How does age impact the work of creative artists? Does an artist’s accumulated knowledge and experience, combined with a sense that time is finite, create the conditions for especially intense or heightened expression? And how do these dynamics – common to artists of all kinds – play out in the realm of music composition?
The internationally-renowned pianist Jonathan Biss explores these questions of “late style” creativity in a panel discussion with Washington University faculty on February 8 at 5 pm in Danforth University Center’s Goldberg Formal Lounge.
Joining Biss for “Late Moves: Music and Creativity,” will be music scholar Dolores Pesce and psychologist Brian Carpenter; the panel will be moderated by professor and chair of music, Todd Decker.
The program will complement and inform Biss’ solo recital on February 9 with a performance exploring late works by Schumann, Chopin, and Brahms. His appearance is part of Music’s Great Artist Series. For information on this performance, visit the Music Department website.
Biss’s intensive study of “late style” has unearthed a surprising variety, and in some cases dramatic changes, in the creative style of composers as they age:
“The question of ‘late style’ has long been of interest to writers and philosophers, from Adorno to Said. What effect do years of accumulated knowledge and experience, combined with, perhaps, the realization that death is near, have on artistic creation? The question is particularly fascinating with music, first of all because it is abstract, and therefore its ‘subject matter’ is more difficult to discern than is the case with literature, but mostly because a remarkable number of composers moved in surprising directions in their last years.
“Over five centuries, composers whose late periods came as early as their 30s or as late as their 80s have found new forms of expression as they approached the end of their lives. Still more interesting, the change is not consistent from composer to composer: some become more concise, others more expansive. Some become fixated on death, others find an almost child-like innocence. Some composers wrote their most adventurous music in their late periods, and others pursued an extreme simplicity.”
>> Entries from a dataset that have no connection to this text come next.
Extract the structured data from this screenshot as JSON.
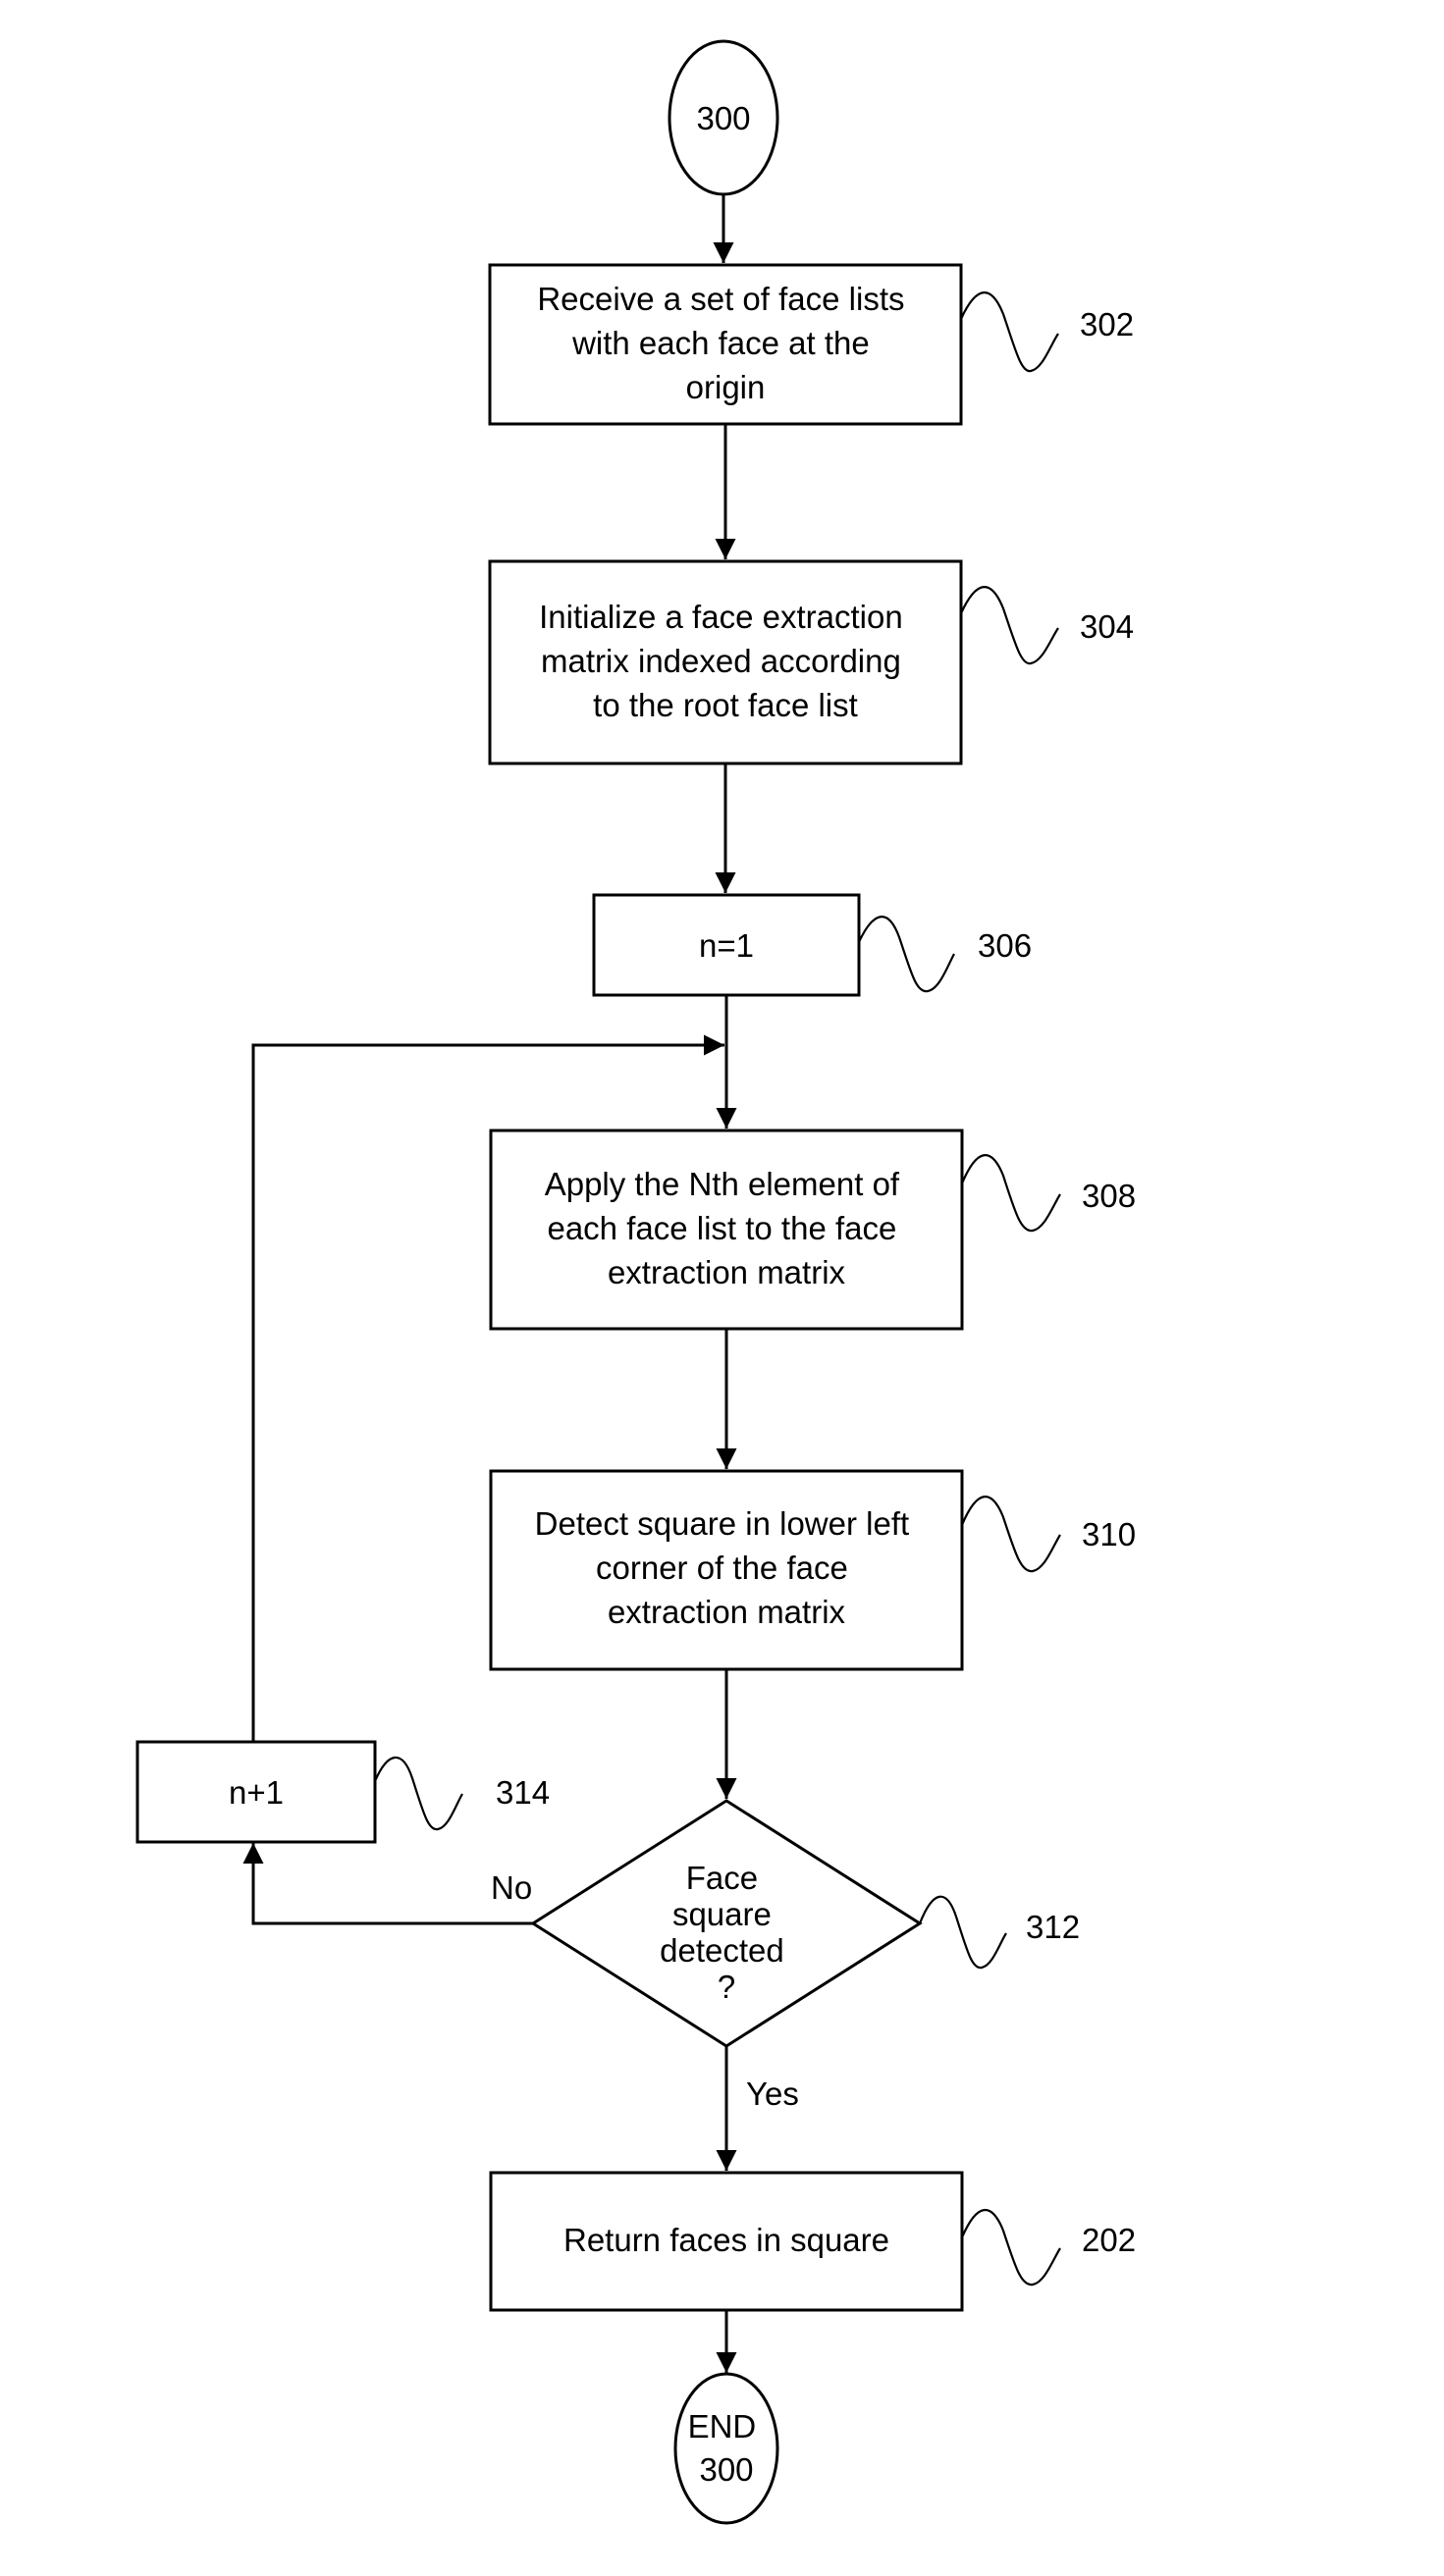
{
  "figure": {
    "start": {
      "label": "300"
    },
    "end": {
      "lines": [
        "END",
        "300"
      ]
    },
    "steps": [
      {
        "id": "302",
        "lines": [
          "Receive a set of face lists",
          "with each face at the",
          "origin"
        ]
      },
      {
        "id": "304",
        "lines": [
          "Initialize a face extraction",
          "matrix indexed according",
          "to the root face list"
        ]
      },
      {
        "id": "306",
        "lines": [
          "n=1"
        ]
      },
      {
        "id": "308",
        "lines": [
          "Apply the Nth element of",
          "each face list to the face",
          "extraction matrix"
        ]
      },
      {
        "id": "310",
        "lines": [
          "Detect square in lower left",
          "corner of the face",
          "extraction matrix"
        ]
      },
      {
        "id": "314",
        "lines": [
          "n+1"
        ]
      },
      {
        "id": "202",
        "lines": [
          "Return faces in square"
        ]
      }
    ],
    "decision": {
      "id": "312",
      "lines": [
        "Face",
        "square",
        "detected",
        "?"
      ],
      "yes_label": "Yes",
      "no_label": "No"
    }
  }
}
Biss studied at Indiana University and at the Curtis Institute of Music in Philadelphia, where he joined the piano faculty in 2010; his online course on Beethoven’s piano sonatas attracted more than 100,000 students. In 2011 he released a best selling eBook, “Beethoven’s Shadow.”
His diverse repertoire ranges from Mozart and Beethoven, through the Romantics to Janáček and Schoenberg, as well as works by contemporary composer Gyorgy Kurtág. He has received commissions from Leon Kirchner, Lewis Spratlan, and Bernard Rands. His critically-acclaimed recording career includes an album of Schubert sonatas as well as two short Kurtág pieces. Notable among Biss’s honors are the Diapason d’Or de l’année and Edison awards. In 2016 he released the fifth volume of his nine-year, nine-disc recording cycle of Beethoven’s complete piano sonatas.
For the full spring semester 2017 lineup, visit assemblyseries.wustl.edu or call 314-935-4620.
For more on Jonathan Biss, visit his website.
Click here to listen to an NPR segment on Schumann featuring Biss.
Visit the Music Department website for more on its Great Artists Series and a full list of performances.